WHAT YOU HAVE TO DO ▸ Search the material below for the word "position". Copy every line where it is found.

INFORMATION GIVEN ▸
::::::
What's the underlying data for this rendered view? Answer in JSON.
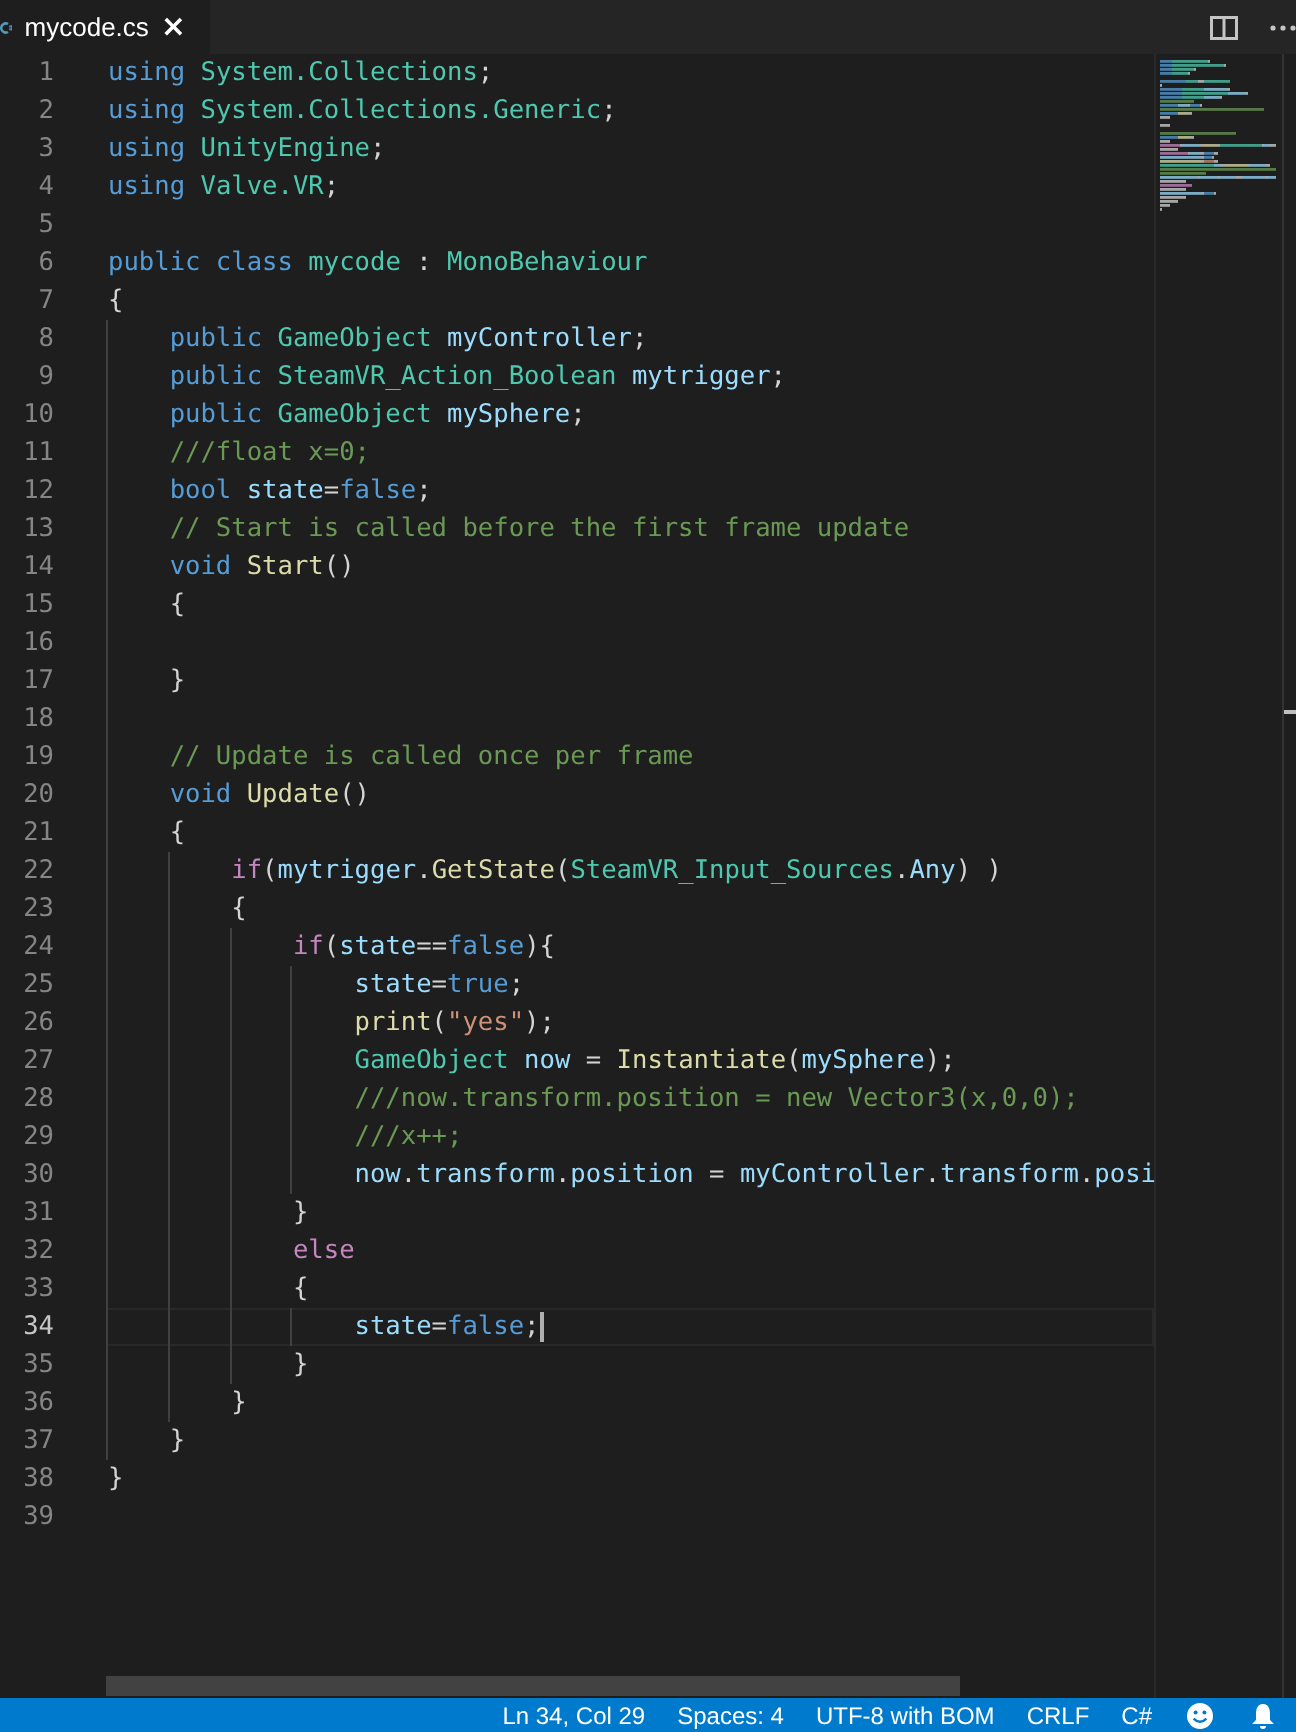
{
  "tab": {
    "title": "mycode.cs",
    "close": "×",
    "selected": true
  },
  "lines": [
    {
      "number": "1",
      "selected": false,
      "tokens": [
        {
          "kind": "keyword",
          "text": "using "
        },
        {
          "kind": "type",
          "text": "System.Collections"
        },
        {
          "kind": "plain",
          "text": ";"
        }
      ]
    },
    {
      "number": "2",
      "selected": false,
      "tokens": [
        {
          "kind": "keyword",
          "text": "using "
        },
        {
          "kind": "type",
          "text": "System.Collections.Generic"
        },
        {
          "kind": "plain",
          "text": ";"
        }
      ]
    },
    {
      "number": "3",
      "selected": false,
      "tokens": [
        {
          "kind": "keyword",
          "text": "using "
        },
        {
          "kind": "type",
          "text": "UnityEngine"
        },
        {
          "kind": "plain",
          "text": ";"
        }
      ]
    },
    {
      "number": "4",
      "selected": false,
      "tokens": [
        {
          "kind": "keyword",
          "text": "using "
        },
        {
          "kind": "type",
          "text": "Valve.VR"
        },
        {
          "kind": "plain",
          "text": ";"
        }
      ]
    },
    {
      "number": "5",
      "selected": false
    },
    {
      "number": "6",
      "selected": false,
      "tokens": [
        {
          "kind": "keyword",
          "text": "public class "
        },
        {
          "kind": "type",
          "text": "mycode"
        },
        {
          "kind": "plain",
          "text": " : "
        },
        {
          "kind": "type",
          "text": "MonoBehaviour"
        }
      ]
    },
    {
      "number": "7",
      "selected": false,
      "tokens": [
        {
          "kind": "plain",
          "text": "{"
        }
      ]
    },
    {
      "number": "8",
      "selected": false,
      "tokens": [
        {
          "kind": "keyword",
          "text": "    public "
        },
        {
          "kind": "type",
          "text": "GameObject "
        },
        {
          "kind": "variable",
          "text": "myController"
        },
        {
          "kind": "plain",
          "text": ";"
        }
      ]
    },
    {
      "number": "9",
      "selected": false,
      "tokens": [
        {
          "kind": "keyword",
          "text": "    public "
        },
        {
          "kind": "type",
          "text": "SteamVR_Action_Boolean "
        },
        {
          "kind": "variable",
          "text": "mytrigger"
        },
        {
          "kind": "plain",
          "text": ";"
        }
      ]
    },
    {
      "number": "10",
      "selected": false,
      "tokens": [
        {
          "kind": "keyword",
          "text": "    public "
        },
        {
          "kind": "type",
          "text": "GameObject "
        },
        {
          "kind": "variable",
          "text": "mySphere"
        },
        {
          "kind": "plain",
          "text": ";"
        }
      ]
    },
    {
      "number": "11",
      "selected": false,
      "tokens": [
        {
          "kind": "comment",
          "text": "    ///float x=0;"
        }
      ]
    },
    {
      "number": "12",
      "selected": false,
      "tokens": [
        {
          "kind": "keyword",
          "text": "    bool "
        },
        {
          "kind": "variable",
          "text": "state"
        },
        {
          "kind": "plain",
          "text": "="
        },
        {
          "kind": "keyword",
          "text": "false"
        },
        {
          "kind": "plain",
          "text": ";"
        }
      ]
    },
    {
      "number": "13",
      "selected": false,
      "tokens": [
        {
          "kind": "comment",
          "text": "    // Start is called before the first frame update"
        }
      ]
    },
    {
      "number": "14",
      "selected": false,
      "tokens": [
        {
          "kind": "keyword",
          "text": "    void "
        },
        {
          "kind": "function",
          "text": "Start"
        },
        {
          "kind": "plain",
          "text": "()"
        }
      ]
    },
    {
      "number": "15",
      "selected": false,
      "tokens": [
        {
          "kind": "plain",
          "text": "    {"
        }
      ]
    },
    {
      "number": "16",
      "selected": false
    },
    {
      "number": "17",
      "selected": false,
      "tokens": [
        {
          "kind": "plain",
          "text": "    }"
        }
      ]
    },
    {
      "number": "18",
      "selected": false
    },
    {
      "number": "19",
      "selected": false,
      "tokens": [
        {
          "kind": "comment",
          "text": "    // Update is called once per frame"
        }
      ]
    },
    {
      "number": "20",
      "selected": false,
      "tokens": [
        {
          "kind": "keyword",
          "text": "    void "
        },
        {
          "kind": "function",
          "text": "Update"
        },
        {
          "kind": "plain",
          "text": "()"
        }
      ]
    },
    {
      "number": "21",
      "selected": false,
      "tokens": [
        {
          "kind": "plain",
          "text": "    {"
        }
      ]
    },
    {
      "number": "22",
      "selected": false,
      "tokens": [
        {
          "kind": "control",
          "text": "        if"
        },
        {
          "kind": "plain",
          "text": "("
        },
        {
          "kind": "variable",
          "text": "mytrigger"
        },
        {
          "kind": "plain",
          "text": "."
        },
        {
          "kind": "function",
          "text": "GetState"
        },
        {
          "kind": "plain",
          "text": "("
        },
        {
          "kind": "type",
          "text": "SteamVR_Input_Sources"
        },
        {
          "kind": "plain",
          "text": "."
        },
        {
          "kind": "variable",
          "text": "Any"
        },
        {
          "kind": "plain",
          "text": ") )"
        }
      ]
    },
    {
      "number": "23",
      "selected": false,
      "tokens": [
        {
          "kind": "plain",
          "text": "        {"
        }
      ]
    },
    {
      "number": "24",
      "selected": false,
      "tokens": [
        {
          "kind": "control",
          "text": "            if"
        },
        {
          "kind": "plain",
          "text": "("
        },
        {
          "kind": "variable",
          "text": "state"
        },
        {
          "kind": "plain",
          "text": "=="
        },
        {
          "kind": "keyword",
          "text": "false"
        },
        {
          "kind": "plain",
          "text": "){"
        }
      ]
    },
    {
      "number": "25",
      "selected": false,
      "tokens": [
        {
          "kind": "variable",
          "text": "                state"
        },
        {
          "kind": "plain",
          "text": "="
        },
        {
          "kind": "keyword",
          "text": "true"
        },
        {
          "kind": "plain",
          "text": ";"
        }
      ]
    },
    {
      "number": "26",
      "selected": false,
      "tokens": [
        {
          "kind": "function",
          "text": "                print"
        },
        {
          "kind": "plain",
          "text": "("
        },
        {
          "kind": "string",
          "text": "\"yes\""
        },
        {
          "kind": "plain",
          "text": ");"
        }
      ]
    },
    {
      "number": "27",
      "selected": false,
      "tokens": [
        {
          "kind": "type",
          "text": "                GameObject "
        },
        {
          "kind": "variable",
          "text": "now"
        },
        {
          "kind": "plain",
          "text": " = "
        },
        {
          "kind": "function",
          "text": "Instantiate"
        },
        {
          "kind": "plain",
          "text": "("
        },
        {
          "kind": "variable",
          "text": "mySphere"
        },
        {
          "kind": "plain",
          "text": ");"
        }
      ]
    },
    {
      "number": "28",
      "selected": false,
      "tokens": [
        {
          "kind": "comment",
          "text": "                ///now.transform.position = new Vector3(x,0,0);"
        }
      ]
    },
    {
      "number": "29",
      "selected": false,
      "tokens": [
        {
          "kind": "comment",
          "text": "                ///x++;"
        }
      ]
    },
    {
      "number": "30",
      "selected": false,
      "tokens": [
        {
          "kind": "variable",
          "text": "                now"
        },
        {
          "kind": "plain",
          "text": "."
        },
        {
          "kind": "variable",
          "text": "transform"
        },
        {
          "kind": "plain",
          "text": "."
        },
        {
          "kind": "variable",
          "text": "position"
        },
        {
          "kind": "plain",
          "text": " = "
        },
        {
          "kind": "variable",
          "text": "myController"
        },
        {
          "kind": "plain",
          "text": "."
        },
        {
          "kind": "variable",
          "text": "transform"
        },
        {
          "kind": "plain",
          "text": "."
        },
        {
          "kind": "variable",
          "text": "posi"
        }
      ]
    },
    {
      "number": "31",
      "selected": false,
      "tokens": [
        {
          "kind": "plain",
          "text": "            }"
        }
      ]
    },
    {
      "number": "32",
      "selected": false,
      "tokens": [
        {
          "kind": "control",
          "text": "            else"
        }
      ]
    },
    {
      "number": "33",
      "selected": false,
      "tokens": [
        {
          "kind": "plain",
          "text": "            {"
        }
      ]
    },
    {
      "number": "34",
      "selected": true,
      "tokens": [
        {
          "kind": "variable",
          "text": "                state"
        },
        {
          "kind": "plain",
          "text": "="
        },
        {
          "kind": "keyword",
          "text": "false"
        },
        {
          "kind": "plain",
          "text": ";"
        }
      ]
    },
    {
      "number": "35",
      "selected": false,
      "tokens": [
        {
          "kind": "plain",
          "text": "            }"
        }
      ]
    },
    {
      "number": "36",
      "selected": false,
      "tokens": [
        {
          "kind": "plain",
          "text": "        }"
        }
      ]
    },
    {
      "number": "37",
      "selected": false,
      "tokens": [
        {
          "kind": "plain",
          "text": "    }"
        }
      ]
    },
    {
      "number": "38",
      "selected": false,
      "tokens": [
        {
          "kind": "plain",
          "text": "}"
        }
      ]
    },
    {
      "number": "39",
      "selected": false
    }
  ],
  "status_bar": {
    "items": [
      "Ln 34, Col 29",
      "Spaces: 4",
      "UTF-8 with BOM",
      "CRLF",
      "C#"
    ]
  }
}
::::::
PROBLEM SOLUTION ▸
          "text": "                ///now.transform.position = new Vector3(x,0,0);"
          "text": "position"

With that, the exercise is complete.